When previous transactions are restored, a receipt is issued so that it can be accessed to verify those purchases.

Below I will explain each of the verification steps in simplified form.

Bundle Identifier and Version

When a receipt is issued from Apple and stored into your app bundle, the receipt contains data about the bundle identifier and bundle version (on iOS, the bundle version refers to the CFBundleVersion, which is the build number value).

The bundle identifier value should match your app bundle identifier, and the bundle version should match the build number value of the app. This verification step is to prevent the hacker to take a valid receipt from another app and replace it in your app bundle, thus bypassing the check if you didn't implement this step.

Here's an excerpt from the .verifyBundleIdentifierAndVersion() method :

// check if bundle identifier value of the receipt equal to the app ones
guard let bid = Bundle.main.bundleIdentifier, bid == bundleIdentifier else
    throw IARError.validationFailed(reason: .bundleIdentifierVefirication)

// check if bundle version value of the receipt equal to the app ones
guard let v = Bundle.main.infoDictionary?["CFBundleVersion"] as? String,
            v == appVersion else
    throw IARError.validationFailed(reason: .bundleVersionVefirication)


GUID (or UUID) is an acronym for 'Globally Unique Identifier' (or 'Universally Unique Identifier').

On iOS, this identifier is generated using UIDevice.current.identifierForVendor.uuid.

Here is the simplified diagram on how the hash comparison works :

hash verification

The receipt contains data of the app's bundle identifier, an opaque value (you can think of it like a salt before hashing), and the resulting SHA1 hash value, which you can compare with later.

We first generate the Device GUID using UIDevice's identifierForVendor.uuid , then concatenate the GUID value with the Opaque value, then concatenate with the Bundle Identifier.

Then we take the concatenated value and generate a SHA1 hash, then we compare this generated hash with the SHA1 hash value that is present in the receipt data.
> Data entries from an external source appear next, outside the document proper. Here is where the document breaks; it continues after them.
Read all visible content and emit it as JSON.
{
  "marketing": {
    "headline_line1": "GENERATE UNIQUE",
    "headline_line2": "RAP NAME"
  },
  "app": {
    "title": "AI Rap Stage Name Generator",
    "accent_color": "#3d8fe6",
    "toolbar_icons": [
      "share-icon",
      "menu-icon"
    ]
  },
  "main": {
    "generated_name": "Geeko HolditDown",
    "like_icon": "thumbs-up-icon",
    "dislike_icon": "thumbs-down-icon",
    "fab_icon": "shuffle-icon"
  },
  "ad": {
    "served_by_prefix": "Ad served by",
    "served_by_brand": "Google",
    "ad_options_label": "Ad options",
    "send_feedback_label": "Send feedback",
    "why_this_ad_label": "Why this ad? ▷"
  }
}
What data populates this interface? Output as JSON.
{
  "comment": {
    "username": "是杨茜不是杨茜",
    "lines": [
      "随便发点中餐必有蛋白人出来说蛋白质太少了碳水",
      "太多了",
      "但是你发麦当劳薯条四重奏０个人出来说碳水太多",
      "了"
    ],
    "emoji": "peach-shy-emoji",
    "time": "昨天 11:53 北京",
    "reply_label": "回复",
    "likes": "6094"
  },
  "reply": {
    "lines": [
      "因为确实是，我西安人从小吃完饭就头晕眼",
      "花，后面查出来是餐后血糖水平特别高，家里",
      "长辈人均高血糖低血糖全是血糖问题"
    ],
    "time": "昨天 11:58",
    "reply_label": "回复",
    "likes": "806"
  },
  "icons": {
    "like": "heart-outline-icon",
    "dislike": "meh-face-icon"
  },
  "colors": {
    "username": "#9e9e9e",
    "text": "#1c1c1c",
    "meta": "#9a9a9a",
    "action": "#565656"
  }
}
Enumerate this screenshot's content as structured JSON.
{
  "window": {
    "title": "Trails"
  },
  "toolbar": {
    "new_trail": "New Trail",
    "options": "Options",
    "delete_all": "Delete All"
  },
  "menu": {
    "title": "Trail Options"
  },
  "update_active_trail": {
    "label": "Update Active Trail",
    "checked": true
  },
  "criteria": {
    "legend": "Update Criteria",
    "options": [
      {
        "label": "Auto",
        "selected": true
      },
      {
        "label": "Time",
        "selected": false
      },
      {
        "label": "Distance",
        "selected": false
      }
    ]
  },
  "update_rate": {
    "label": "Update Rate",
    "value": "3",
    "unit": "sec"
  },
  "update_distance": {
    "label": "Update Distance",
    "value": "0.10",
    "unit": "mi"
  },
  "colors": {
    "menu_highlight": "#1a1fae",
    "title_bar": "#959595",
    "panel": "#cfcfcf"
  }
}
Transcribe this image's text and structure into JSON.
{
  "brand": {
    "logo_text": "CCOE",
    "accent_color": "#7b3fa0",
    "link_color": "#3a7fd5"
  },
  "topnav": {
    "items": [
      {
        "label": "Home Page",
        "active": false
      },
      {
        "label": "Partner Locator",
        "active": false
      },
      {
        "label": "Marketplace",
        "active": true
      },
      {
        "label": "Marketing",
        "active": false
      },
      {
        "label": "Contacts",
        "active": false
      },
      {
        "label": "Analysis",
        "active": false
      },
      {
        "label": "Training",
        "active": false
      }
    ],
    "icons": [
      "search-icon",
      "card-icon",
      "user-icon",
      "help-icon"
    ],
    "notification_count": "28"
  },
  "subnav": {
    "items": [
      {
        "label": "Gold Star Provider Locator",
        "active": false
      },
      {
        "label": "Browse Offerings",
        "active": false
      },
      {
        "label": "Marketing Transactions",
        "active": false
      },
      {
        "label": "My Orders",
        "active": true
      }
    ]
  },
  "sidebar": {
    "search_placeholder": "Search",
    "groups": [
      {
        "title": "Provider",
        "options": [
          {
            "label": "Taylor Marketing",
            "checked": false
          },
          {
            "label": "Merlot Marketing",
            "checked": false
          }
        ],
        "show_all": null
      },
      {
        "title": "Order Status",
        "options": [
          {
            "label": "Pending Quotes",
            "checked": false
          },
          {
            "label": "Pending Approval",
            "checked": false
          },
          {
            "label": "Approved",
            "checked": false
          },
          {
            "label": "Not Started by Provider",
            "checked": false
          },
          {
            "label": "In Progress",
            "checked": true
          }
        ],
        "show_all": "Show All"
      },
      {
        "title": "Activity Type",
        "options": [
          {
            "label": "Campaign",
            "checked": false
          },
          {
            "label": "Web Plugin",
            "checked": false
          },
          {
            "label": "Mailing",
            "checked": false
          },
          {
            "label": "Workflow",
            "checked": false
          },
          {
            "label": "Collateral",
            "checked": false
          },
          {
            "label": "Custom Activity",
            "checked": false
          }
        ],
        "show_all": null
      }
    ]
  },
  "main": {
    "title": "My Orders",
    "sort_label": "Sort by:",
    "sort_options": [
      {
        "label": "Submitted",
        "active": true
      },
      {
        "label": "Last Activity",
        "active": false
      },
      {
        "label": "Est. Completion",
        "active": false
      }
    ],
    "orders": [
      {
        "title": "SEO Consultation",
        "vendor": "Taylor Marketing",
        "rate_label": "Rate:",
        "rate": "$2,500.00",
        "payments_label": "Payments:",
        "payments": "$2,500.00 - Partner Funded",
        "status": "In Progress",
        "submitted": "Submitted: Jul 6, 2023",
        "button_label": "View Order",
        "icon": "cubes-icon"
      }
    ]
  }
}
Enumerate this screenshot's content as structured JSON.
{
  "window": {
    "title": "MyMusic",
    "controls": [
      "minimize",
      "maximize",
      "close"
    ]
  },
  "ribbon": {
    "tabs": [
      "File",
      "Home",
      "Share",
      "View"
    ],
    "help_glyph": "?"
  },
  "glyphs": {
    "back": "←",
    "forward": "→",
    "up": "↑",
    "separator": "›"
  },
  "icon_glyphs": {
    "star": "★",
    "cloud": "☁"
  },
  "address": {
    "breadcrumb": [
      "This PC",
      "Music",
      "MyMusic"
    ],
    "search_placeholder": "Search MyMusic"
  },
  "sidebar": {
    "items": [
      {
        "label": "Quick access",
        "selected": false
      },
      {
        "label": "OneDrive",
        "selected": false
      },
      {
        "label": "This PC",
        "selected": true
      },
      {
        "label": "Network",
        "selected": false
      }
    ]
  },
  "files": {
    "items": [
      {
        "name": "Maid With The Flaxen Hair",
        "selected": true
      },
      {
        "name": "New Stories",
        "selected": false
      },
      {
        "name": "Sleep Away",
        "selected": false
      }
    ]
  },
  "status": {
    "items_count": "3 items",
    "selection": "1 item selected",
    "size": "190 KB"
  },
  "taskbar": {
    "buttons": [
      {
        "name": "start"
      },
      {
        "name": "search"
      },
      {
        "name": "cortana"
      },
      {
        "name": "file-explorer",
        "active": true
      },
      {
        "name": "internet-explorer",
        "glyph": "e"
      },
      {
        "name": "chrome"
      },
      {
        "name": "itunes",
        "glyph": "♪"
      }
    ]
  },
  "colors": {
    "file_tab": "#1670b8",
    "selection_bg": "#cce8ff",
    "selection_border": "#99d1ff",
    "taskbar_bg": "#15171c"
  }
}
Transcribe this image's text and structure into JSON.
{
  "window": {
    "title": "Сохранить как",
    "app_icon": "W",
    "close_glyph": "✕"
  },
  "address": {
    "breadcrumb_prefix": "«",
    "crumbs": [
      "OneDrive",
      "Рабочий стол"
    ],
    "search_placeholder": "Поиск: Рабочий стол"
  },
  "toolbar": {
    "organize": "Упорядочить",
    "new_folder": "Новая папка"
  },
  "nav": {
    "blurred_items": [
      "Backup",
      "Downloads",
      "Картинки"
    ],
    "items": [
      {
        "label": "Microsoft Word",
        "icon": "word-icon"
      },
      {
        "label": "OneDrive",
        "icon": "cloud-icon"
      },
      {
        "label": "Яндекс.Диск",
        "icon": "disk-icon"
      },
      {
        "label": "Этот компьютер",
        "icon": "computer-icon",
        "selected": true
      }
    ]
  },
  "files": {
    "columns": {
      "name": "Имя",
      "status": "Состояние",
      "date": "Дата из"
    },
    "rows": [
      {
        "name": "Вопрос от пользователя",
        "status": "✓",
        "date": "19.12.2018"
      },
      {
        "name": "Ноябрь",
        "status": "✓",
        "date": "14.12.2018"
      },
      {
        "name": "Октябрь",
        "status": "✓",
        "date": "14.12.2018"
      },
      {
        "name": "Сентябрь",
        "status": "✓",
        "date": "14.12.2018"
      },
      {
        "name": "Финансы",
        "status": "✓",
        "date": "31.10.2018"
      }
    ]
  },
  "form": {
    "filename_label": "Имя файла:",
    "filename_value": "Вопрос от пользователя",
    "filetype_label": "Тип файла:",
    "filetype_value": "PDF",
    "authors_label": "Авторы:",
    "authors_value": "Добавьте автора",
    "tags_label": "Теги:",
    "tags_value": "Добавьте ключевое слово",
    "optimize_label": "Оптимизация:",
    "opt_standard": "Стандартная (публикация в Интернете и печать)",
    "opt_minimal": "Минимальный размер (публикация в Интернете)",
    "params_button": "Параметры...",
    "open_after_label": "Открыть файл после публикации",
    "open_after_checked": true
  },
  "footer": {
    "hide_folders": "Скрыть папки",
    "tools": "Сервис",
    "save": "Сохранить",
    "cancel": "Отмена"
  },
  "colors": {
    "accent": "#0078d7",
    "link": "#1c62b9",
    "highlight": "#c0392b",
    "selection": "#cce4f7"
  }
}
This two value should be equal, if they are not equal, this means that the receipt is not valid (which might be forged by the hacker).


A legitimate receipt is signed by Apple, using their own private key (which only Apple have it).

The local receipt container (TPInAppReceipt.localReceipt()) contains the receipt data, signature and also a set of public certificates :


The signature is generated by Apple, by using their iTunes App Store private key to encrypt the hash generated from Receipt data.


Only Apple holds the iTunes App Store private key, hence only them can generate the correct signature.

We then use the public certificate provided to decrypt the signature to generate the hash, and make sure this hash matches the receipt data hash. If it matches, it means the receipt indeed does comes from Apple.


A determined hacker could forge a fake receipt with fake certificates and signature inside, which might bypass the validation process above. To ensure the legitimacy of the public certificates, we can download the trusted root Apple CA certificate from Apple website, and include it in our app, then use it to check if the iTunes App Store Certificate and WorldWide Developer (WWDR) Certificate is trusted.

Apple uses Chain of Trust method to grant signing privilege to other Non root certificate. When a certificate signs another certificate, it will generate a signature on the signed certificate, we then can trace back and use this signature to check if this certificate is actually signed by a trusted, higher authority certificate.

chain of trust

TPInAppReceipt library has included the Apple Root CA certificate in the library, then it will use this certificate to check if the WorldWide Developer Certificate and iTunes App Store Certificate is within the chain of trust.

I have contributed the chain of trust validation and signature verification part for the TPInAppReceipt library, you can read more on the pull request here :